● Element data from apps and pages
+++
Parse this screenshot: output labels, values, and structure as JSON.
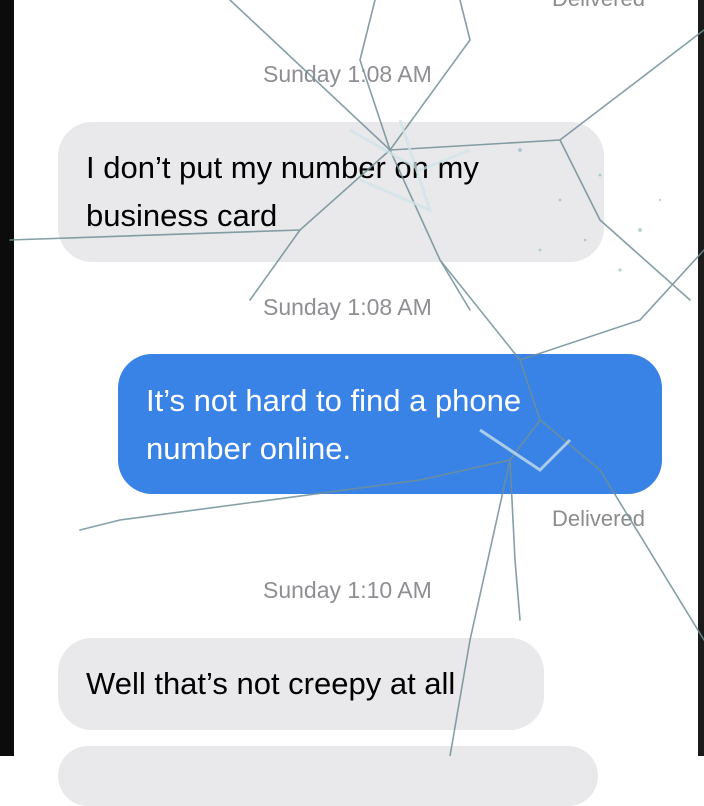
{
  "messages": [
    {
      "kind": "status",
      "text": "Delivered"
    },
    {
      "kind": "timestamp",
      "text": "Sunday 1:08 AM"
    },
    {
      "kind": "incoming",
      "text": "I don’t put my number on my business card"
    },
    {
      "kind": "timestamp",
      "text": "Sunday 1:08 AM"
    },
    {
      "kind": "outgoing",
      "text": "It’s not hard to find a phone number online."
    },
    {
      "kind": "status",
      "text": "Delivered"
    },
    {
      "kind": "timestamp",
      "text": "Sunday 1:10 AM"
    },
    {
      "kind": "incoming",
      "text": "Well that’s not creepy at all"
    }
  ],
  "colors": {
    "incoming_bubble": "#e9e9eb",
    "outgoing_bubble": "#3a83e6",
    "timestamp": "#8e8e93"
  },
  "overlay": "shattered-screen-cracks"
}
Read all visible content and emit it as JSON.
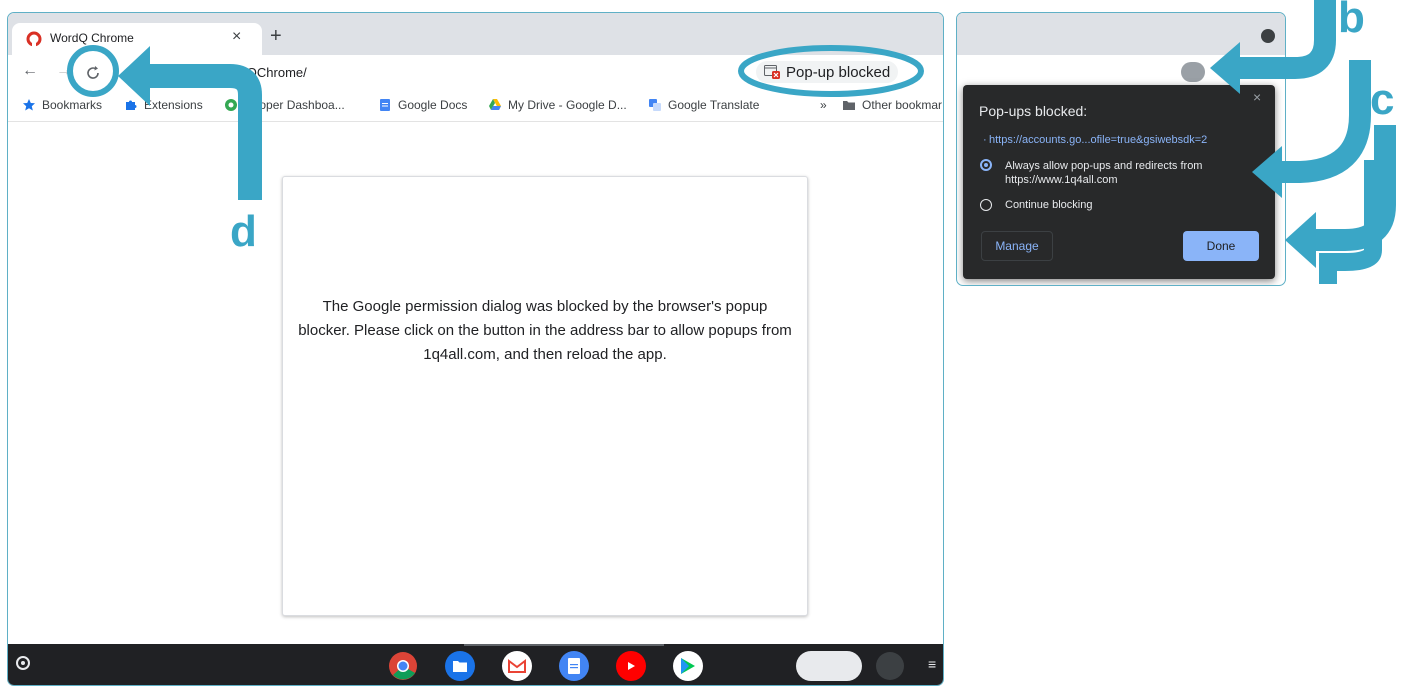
{
  "browser": {
    "tab": {
      "title": "WordQ Chrome",
      "close": "×"
    },
    "new_tab": "+",
    "nav": {
      "back": "←",
      "forward": "→"
    },
    "url": "ordQChrome/",
    "popup_chip": "Pop-up blocked",
    "bookmarks": [
      {
        "label": "Bookmarks",
        "icon": "star-icon"
      },
      {
        "label": "Extensions",
        "icon": "puzzle-icon"
      },
      {
        "label": "veloper Dashboa...",
        "icon": "chrome-webstore-icon"
      },
      {
        "label": "Google Docs",
        "icon": "docs-icon"
      },
      {
        "label": "My Drive - Google D...",
        "icon": "drive-icon"
      },
      {
        "label": "Google Translate",
        "icon": "translate-icon"
      },
      {
        "label": "»",
        "icon": ""
      },
      {
        "label": "Other bookmar",
        "icon": "folder-icon"
      }
    ]
  },
  "content": {
    "message": "The Google permission dialog was blocked by the browser's popup blocker. Please click on the button in the address bar to allow popups from 1q4all.com, and then reload the app."
  },
  "popup_panel": {
    "title": "Pop-ups blocked:",
    "close": "×",
    "link": "https://accounts.go...ofile=true&gsiwebsdk=2",
    "option_allow": "Always allow pop-ups and redirects from https://www.1q4all.com",
    "option_block": "Continue blocking",
    "manage": "Manage",
    "done": "Done"
  },
  "annotations": {
    "b": "b",
    "c": "c",
    "d": "d"
  },
  "colors": {
    "accent": "#3aa6c6",
    "blocked_red": "#d93025",
    "link_blue": "#8ab4f8"
  }
}
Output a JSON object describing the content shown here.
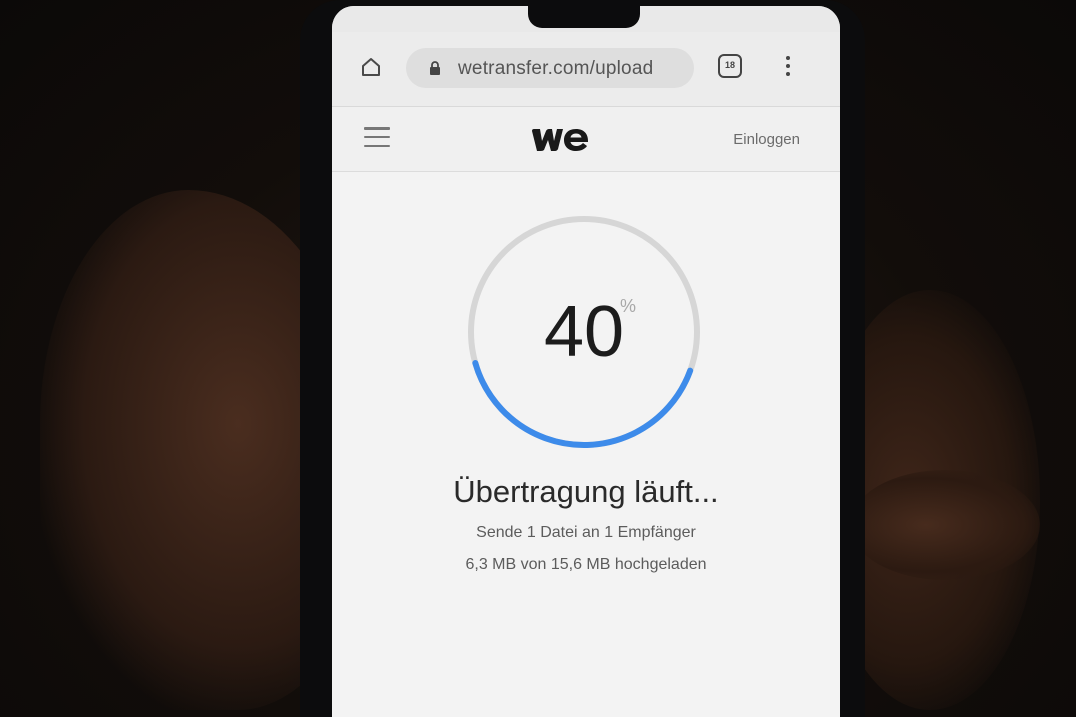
{
  "browser": {
    "url": "wetransfer.com/upload",
    "tab_count": "18"
  },
  "site": {
    "login_label": "Einloggen"
  },
  "upload": {
    "percent": "40",
    "percent_sign": "%",
    "progress_fraction": 0.4,
    "title": "Übertragung läuft...",
    "recipients_line": "Sende 1 Datei an 1 Empfänger",
    "size_line": "6,3 MB von 15,6 MB hochgeladen"
  },
  "colors": {
    "progress_accent": "#3d8bea",
    "progress_track": "#d6d6d6"
  },
  "icons": [
    "home-icon",
    "lock-icon",
    "tabs-icon",
    "more-vert-icon",
    "hamburger-menu-icon",
    "wetransfer-logo"
  ]
}
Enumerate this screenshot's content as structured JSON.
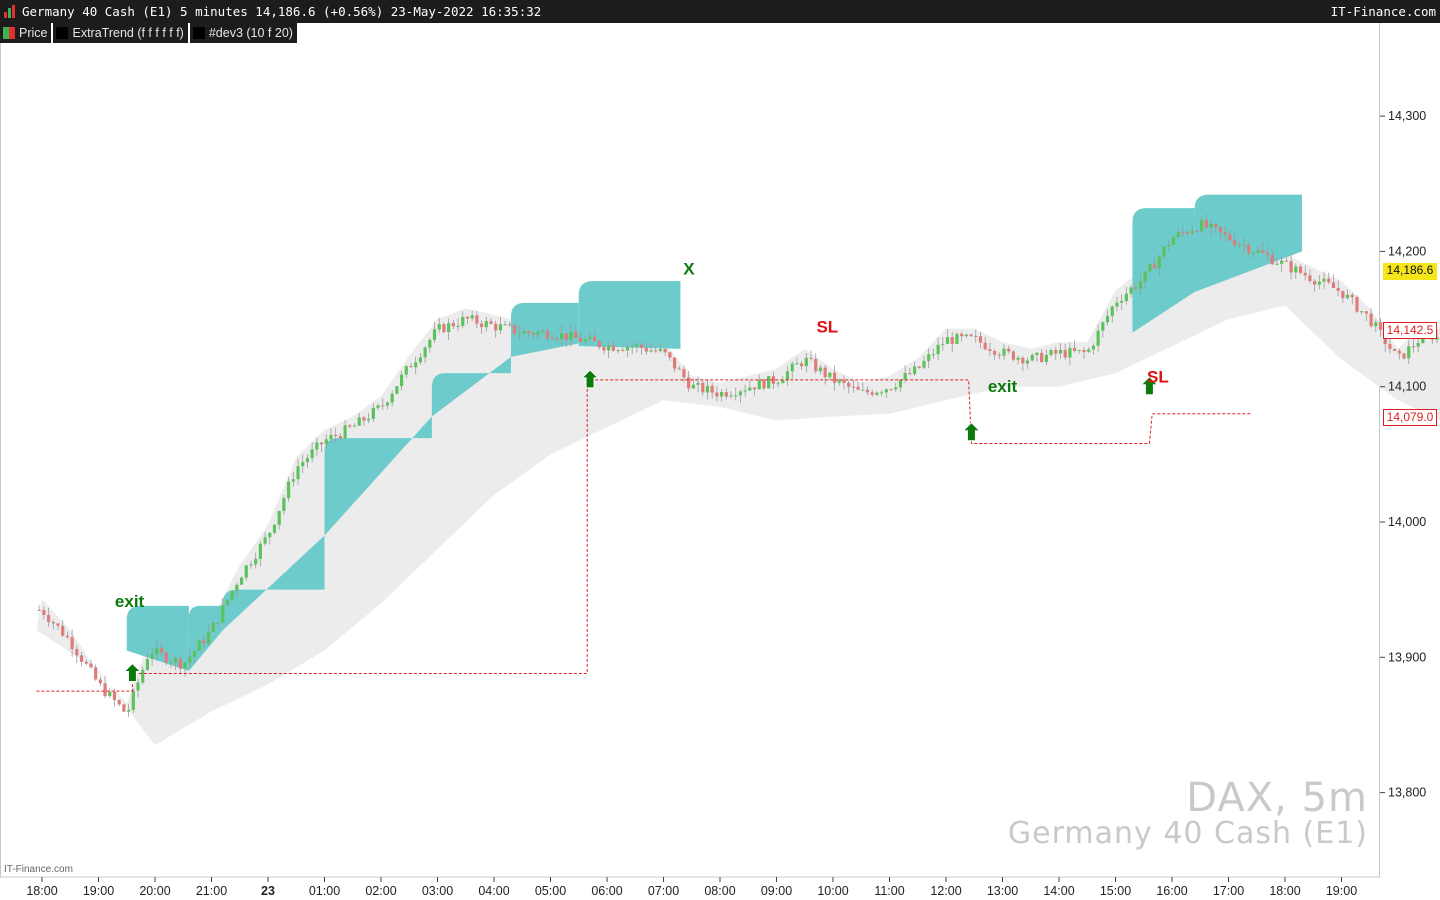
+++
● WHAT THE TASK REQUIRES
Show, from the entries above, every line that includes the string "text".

● ANSWER TO THE PROBLEM
      "text": "Delivered"
      "text": "Sunday 1:08 AM"
      "text": "I don’t put my number on my business card"
      "text": "Sunday 1:08 AM"
      "text": "It’s not hard to find a phone number online."
      "text": "Delivered"
      "text": "Sunday 1:10 AM"
      "text": "Well that’s not creepy at all"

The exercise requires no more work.